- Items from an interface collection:
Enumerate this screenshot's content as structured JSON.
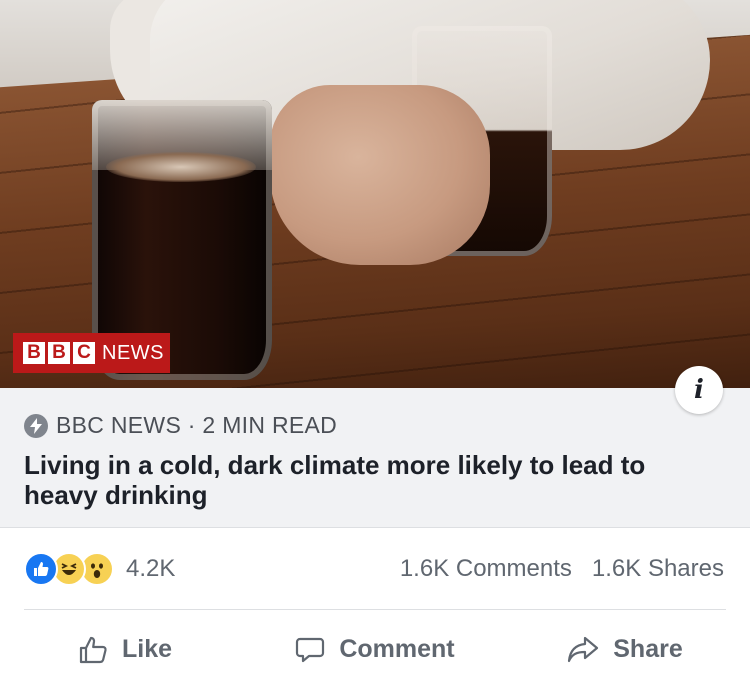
{
  "hero": {
    "logo": {
      "part1": "B",
      "part2": "B",
      "part3": "C",
      "part4": "NEWS"
    },
    "info_glyph": "i"
  },
  "link": {
    "source": "BBC NEWS · 2 MIN READ",
    "headline": "Living in a cold, dark climate more likely to lead to heavy drinking"
  },
  "counts": {
    "reactions": [
      "like",
      "haha",
      "wow"
    ],
    "reactions_total": "4.2K",
    "comments": "1.6K Comments",
    "shares": "1.6K Shares"
  },
  "actions": {
    "like": "Like",
    "comment": "Comment",
    "share": "Share"
  },
  "colors": {
    "bbc_red": "#bb1919",
    "like_blue": "#1877f2",
    "text_secondary": "#606770",
    "meta_bg": "#f1f2f4"
  }
}
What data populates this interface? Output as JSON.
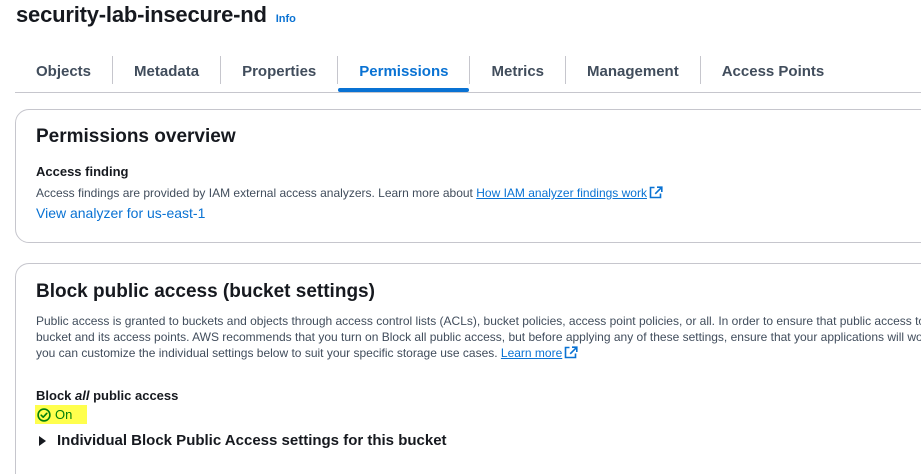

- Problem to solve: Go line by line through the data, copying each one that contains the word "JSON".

- Result of the exercise:
Enumerate this screenshot's content as structured JSON.
What data populates this interface? Output as JSON.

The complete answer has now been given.